**What to work on:**
Some lines below hold "Editor". Pick them out and copy them.

Records from a dataset:

########

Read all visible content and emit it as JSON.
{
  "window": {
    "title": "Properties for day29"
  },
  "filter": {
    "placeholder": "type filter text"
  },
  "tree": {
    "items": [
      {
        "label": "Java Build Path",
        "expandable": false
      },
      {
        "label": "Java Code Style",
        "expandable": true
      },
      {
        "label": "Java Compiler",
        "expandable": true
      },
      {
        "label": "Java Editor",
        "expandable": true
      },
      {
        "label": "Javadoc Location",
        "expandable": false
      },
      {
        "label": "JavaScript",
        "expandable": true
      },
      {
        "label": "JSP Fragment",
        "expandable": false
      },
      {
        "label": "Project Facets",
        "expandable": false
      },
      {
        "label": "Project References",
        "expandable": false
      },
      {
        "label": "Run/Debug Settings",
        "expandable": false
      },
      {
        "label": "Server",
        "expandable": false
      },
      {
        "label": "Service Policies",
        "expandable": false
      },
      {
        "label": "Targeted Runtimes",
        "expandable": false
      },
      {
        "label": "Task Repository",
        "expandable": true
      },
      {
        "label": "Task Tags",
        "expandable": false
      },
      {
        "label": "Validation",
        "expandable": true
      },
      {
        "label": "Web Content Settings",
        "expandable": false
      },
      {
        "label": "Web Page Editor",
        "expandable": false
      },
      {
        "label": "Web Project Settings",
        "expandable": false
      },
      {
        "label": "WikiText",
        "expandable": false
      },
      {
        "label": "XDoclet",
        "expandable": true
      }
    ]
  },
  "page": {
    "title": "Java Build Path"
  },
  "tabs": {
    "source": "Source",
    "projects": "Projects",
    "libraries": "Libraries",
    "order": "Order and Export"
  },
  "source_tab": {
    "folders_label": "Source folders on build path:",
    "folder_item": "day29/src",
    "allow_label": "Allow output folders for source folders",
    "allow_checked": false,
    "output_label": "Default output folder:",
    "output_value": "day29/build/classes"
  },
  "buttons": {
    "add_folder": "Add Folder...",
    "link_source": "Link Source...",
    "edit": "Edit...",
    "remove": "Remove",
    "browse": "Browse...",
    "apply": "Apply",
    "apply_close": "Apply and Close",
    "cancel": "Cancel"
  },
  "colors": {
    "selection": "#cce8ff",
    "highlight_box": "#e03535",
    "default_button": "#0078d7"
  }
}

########

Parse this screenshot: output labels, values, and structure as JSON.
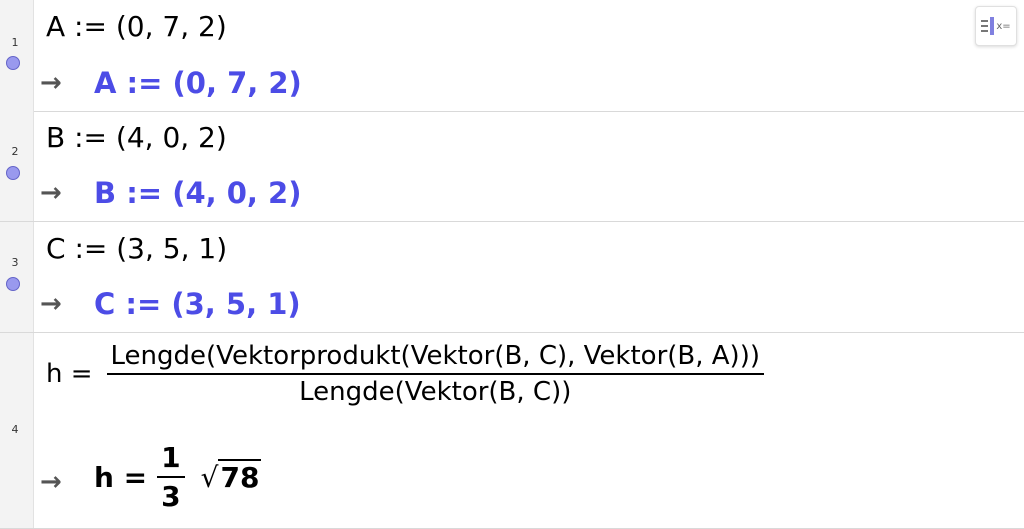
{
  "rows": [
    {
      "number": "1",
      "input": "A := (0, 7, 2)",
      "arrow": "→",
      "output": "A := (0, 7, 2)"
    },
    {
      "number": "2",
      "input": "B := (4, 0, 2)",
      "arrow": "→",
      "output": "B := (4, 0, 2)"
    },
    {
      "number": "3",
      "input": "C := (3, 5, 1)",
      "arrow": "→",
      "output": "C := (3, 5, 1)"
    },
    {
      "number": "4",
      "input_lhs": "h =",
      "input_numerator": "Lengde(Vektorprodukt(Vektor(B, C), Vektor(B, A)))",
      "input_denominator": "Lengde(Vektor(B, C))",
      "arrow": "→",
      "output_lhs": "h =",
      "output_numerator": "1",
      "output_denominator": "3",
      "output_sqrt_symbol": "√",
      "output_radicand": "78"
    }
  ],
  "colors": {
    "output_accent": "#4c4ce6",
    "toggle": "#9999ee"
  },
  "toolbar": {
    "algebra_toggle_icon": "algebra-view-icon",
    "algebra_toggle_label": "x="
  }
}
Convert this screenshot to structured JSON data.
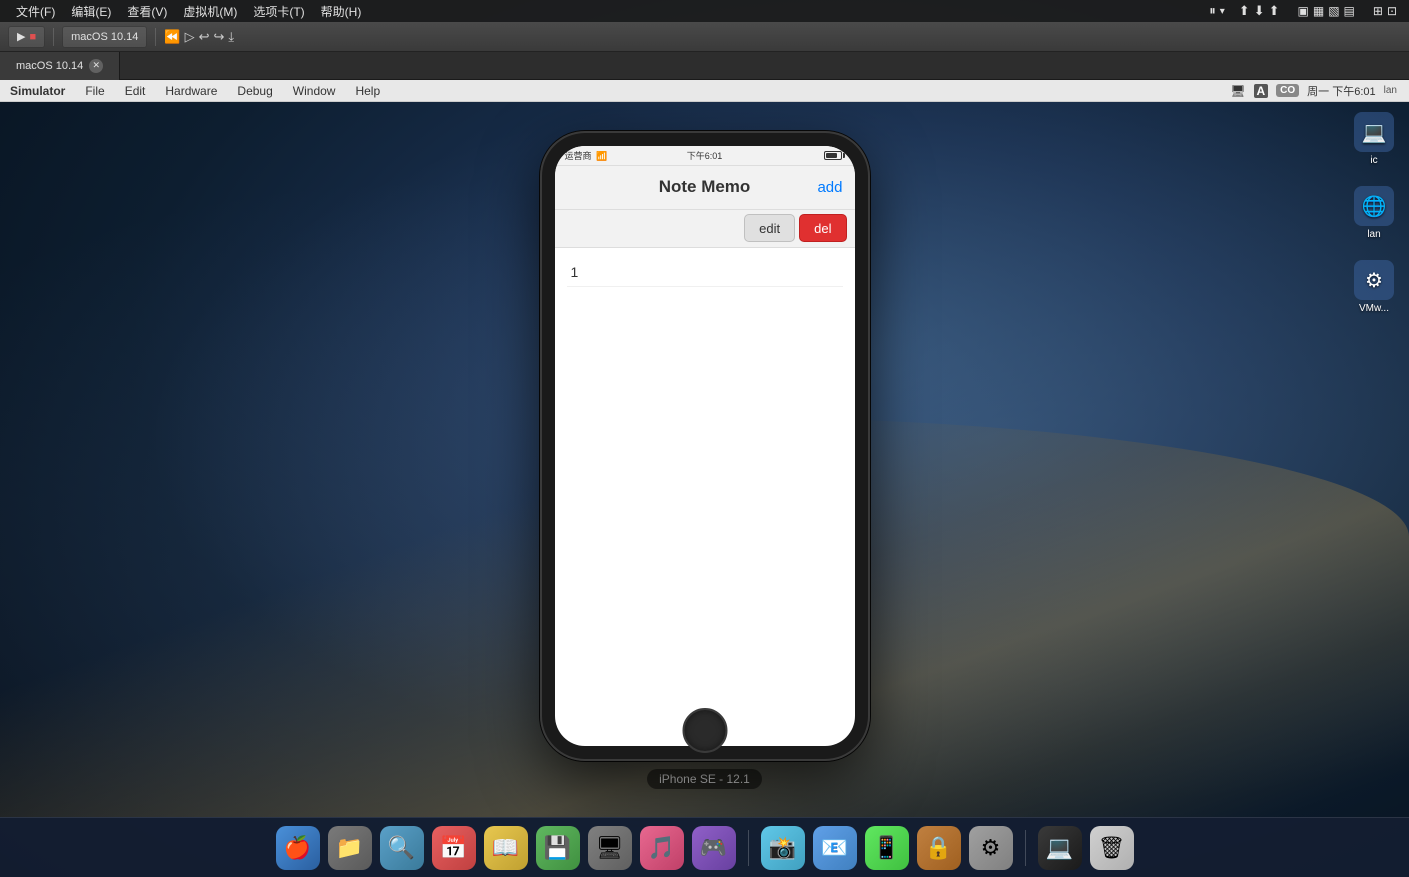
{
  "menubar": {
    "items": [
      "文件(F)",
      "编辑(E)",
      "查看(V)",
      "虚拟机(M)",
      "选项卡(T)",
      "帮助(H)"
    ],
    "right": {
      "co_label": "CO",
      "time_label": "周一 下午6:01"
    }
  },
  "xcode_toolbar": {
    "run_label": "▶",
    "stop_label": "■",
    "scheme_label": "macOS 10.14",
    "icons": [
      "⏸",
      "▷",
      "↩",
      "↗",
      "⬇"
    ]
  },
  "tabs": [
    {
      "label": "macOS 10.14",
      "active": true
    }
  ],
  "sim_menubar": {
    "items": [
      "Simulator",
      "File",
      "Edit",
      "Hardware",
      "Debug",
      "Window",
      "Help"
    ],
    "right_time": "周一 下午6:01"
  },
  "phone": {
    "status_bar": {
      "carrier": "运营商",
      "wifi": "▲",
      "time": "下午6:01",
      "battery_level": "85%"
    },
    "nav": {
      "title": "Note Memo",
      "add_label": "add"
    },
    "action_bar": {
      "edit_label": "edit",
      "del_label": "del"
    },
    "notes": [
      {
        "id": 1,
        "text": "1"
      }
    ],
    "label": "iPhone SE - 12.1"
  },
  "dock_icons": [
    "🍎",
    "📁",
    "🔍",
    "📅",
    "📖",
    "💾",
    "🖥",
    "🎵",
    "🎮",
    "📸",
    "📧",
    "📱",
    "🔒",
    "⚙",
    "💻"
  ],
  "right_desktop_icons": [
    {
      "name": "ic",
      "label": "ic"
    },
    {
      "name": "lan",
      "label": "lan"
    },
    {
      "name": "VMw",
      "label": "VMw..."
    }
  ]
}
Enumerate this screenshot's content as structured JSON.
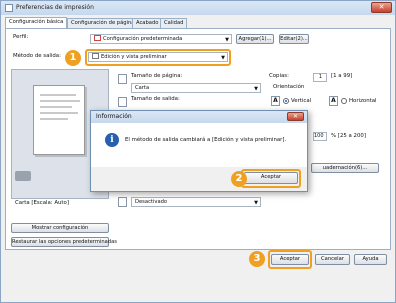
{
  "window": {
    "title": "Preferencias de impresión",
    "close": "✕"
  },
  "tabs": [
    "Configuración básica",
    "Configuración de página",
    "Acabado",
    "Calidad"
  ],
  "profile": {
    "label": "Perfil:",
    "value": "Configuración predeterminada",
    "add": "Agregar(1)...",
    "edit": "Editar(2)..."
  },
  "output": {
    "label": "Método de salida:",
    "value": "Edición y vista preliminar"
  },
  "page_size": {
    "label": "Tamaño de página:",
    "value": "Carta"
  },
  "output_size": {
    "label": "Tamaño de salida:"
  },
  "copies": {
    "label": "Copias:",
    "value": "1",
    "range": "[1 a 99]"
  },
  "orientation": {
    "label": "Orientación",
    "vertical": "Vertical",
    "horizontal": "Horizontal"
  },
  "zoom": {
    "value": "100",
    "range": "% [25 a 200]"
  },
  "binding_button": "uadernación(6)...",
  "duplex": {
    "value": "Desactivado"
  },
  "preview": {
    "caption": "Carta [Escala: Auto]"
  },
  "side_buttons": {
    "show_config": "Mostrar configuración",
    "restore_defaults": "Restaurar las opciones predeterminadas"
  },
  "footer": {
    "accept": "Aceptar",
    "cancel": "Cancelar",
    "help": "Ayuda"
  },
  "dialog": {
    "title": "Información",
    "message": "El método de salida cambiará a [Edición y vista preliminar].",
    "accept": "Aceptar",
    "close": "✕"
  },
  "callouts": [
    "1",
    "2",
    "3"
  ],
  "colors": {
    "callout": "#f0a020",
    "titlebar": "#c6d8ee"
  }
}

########

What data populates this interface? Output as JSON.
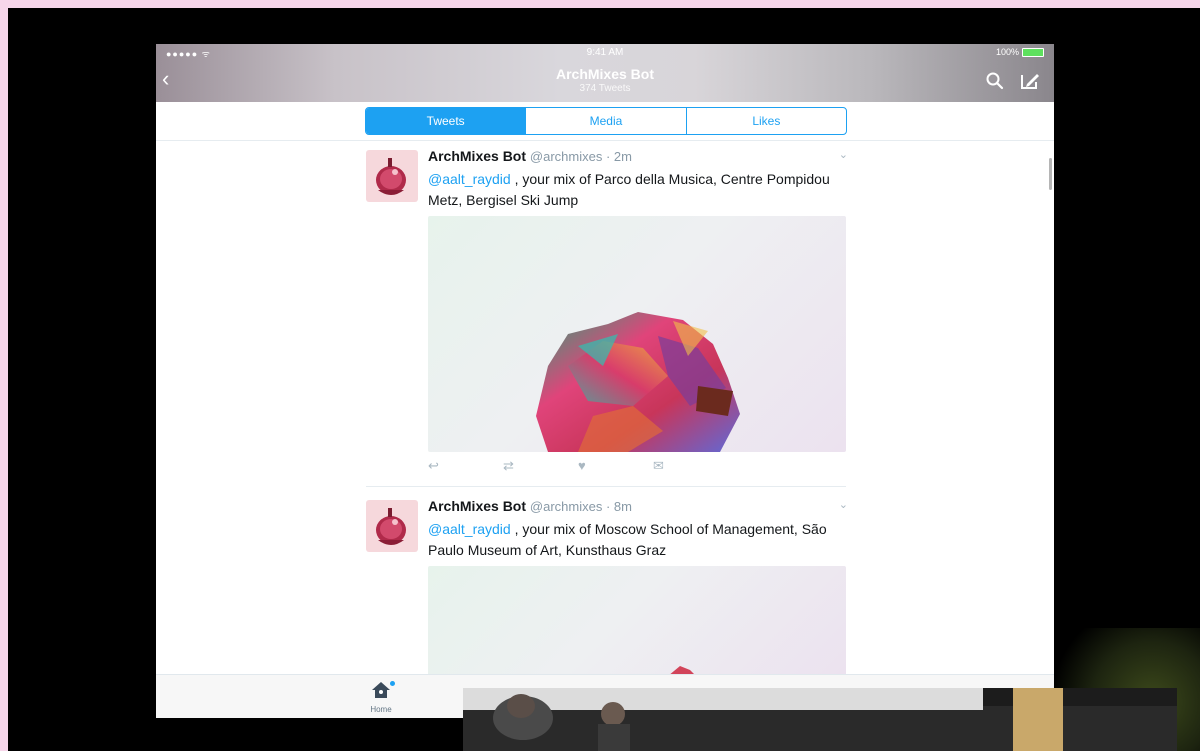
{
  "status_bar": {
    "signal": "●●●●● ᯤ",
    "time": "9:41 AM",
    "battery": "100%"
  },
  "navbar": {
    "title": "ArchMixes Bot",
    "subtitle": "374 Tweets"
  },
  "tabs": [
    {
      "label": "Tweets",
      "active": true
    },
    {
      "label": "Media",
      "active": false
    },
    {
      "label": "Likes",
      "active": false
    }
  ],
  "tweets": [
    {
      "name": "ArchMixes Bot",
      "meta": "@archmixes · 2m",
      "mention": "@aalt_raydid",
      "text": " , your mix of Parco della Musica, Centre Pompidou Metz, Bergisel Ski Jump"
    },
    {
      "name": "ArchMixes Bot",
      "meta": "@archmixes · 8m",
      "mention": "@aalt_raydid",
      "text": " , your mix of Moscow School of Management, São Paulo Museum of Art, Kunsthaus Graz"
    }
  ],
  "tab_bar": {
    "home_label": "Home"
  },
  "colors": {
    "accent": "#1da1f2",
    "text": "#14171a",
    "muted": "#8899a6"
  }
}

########

**Task solution:**
        "label": "Java Editor",
        "label": "Web Page Editor",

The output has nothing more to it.